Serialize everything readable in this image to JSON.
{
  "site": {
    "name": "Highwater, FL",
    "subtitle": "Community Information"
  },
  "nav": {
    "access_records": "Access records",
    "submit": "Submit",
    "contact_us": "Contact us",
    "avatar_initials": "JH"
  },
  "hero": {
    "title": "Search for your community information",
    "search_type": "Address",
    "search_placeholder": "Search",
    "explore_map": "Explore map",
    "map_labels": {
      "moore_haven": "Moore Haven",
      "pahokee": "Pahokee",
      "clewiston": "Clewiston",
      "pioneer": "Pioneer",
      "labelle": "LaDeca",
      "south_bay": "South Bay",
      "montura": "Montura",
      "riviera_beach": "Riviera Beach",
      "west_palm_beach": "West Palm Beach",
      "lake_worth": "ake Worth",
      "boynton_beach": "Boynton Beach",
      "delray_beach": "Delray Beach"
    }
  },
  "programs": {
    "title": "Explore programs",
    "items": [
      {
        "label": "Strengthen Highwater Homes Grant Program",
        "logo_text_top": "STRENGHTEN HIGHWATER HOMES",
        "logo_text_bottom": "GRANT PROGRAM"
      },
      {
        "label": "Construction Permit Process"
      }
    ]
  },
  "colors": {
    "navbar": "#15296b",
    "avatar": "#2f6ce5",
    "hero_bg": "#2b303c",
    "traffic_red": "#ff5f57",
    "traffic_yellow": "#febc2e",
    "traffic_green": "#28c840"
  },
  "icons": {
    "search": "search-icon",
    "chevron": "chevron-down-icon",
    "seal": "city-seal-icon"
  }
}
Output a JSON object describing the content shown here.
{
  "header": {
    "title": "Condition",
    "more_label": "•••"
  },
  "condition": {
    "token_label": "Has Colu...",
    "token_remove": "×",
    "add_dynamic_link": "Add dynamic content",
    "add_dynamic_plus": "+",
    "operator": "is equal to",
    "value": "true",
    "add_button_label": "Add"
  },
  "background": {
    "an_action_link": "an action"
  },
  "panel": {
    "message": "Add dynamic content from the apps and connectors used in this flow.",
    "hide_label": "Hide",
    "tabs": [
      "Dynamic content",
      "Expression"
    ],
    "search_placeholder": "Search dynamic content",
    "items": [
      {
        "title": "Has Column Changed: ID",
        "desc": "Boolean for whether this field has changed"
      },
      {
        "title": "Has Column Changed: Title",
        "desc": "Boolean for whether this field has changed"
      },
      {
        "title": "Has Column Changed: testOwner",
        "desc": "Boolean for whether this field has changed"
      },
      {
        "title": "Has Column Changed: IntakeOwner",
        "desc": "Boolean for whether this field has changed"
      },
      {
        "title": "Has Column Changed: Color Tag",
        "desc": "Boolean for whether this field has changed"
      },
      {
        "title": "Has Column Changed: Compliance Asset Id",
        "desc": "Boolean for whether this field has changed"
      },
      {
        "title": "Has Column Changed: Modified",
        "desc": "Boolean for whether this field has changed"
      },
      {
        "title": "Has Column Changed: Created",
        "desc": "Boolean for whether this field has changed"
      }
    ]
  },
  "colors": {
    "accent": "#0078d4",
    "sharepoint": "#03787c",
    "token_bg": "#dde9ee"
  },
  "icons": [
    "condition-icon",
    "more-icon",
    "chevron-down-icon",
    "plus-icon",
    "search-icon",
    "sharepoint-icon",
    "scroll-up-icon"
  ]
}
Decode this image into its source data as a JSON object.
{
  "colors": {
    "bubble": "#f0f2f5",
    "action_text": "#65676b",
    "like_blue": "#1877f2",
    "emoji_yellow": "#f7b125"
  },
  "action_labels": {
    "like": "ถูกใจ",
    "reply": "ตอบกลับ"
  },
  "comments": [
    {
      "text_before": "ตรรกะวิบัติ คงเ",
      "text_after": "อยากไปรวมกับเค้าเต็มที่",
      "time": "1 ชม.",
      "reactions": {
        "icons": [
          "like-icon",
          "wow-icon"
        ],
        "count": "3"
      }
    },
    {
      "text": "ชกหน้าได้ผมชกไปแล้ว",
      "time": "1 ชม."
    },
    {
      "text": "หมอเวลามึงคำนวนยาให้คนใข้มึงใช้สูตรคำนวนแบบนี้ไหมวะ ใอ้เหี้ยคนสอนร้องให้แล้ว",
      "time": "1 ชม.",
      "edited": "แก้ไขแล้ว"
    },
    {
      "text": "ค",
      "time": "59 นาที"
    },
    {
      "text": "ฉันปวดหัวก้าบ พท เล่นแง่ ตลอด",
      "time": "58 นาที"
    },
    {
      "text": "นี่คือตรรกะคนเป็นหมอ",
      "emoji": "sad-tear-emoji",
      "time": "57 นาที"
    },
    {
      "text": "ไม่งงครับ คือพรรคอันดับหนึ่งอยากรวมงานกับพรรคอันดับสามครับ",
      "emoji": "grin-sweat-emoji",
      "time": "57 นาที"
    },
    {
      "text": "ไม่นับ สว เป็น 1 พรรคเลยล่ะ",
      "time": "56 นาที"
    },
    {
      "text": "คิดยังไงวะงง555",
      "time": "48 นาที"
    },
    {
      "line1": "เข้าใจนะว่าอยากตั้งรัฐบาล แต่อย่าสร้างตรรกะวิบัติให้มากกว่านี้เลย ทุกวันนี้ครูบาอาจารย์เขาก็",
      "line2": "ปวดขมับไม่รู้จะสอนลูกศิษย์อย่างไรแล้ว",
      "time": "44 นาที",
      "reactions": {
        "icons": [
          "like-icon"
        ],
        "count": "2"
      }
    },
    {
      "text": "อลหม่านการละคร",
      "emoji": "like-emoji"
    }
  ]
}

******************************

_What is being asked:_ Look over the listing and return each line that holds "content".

_Written reply:_
Output a JSON object describing the content shown here.
    "add_dynamic_link": "Add dynamic content",
    "message": "Add dynamic content from the apps and connectors used in this flow.",
      "Dynamic content",
    "search_placeholder": "Search dynamic content",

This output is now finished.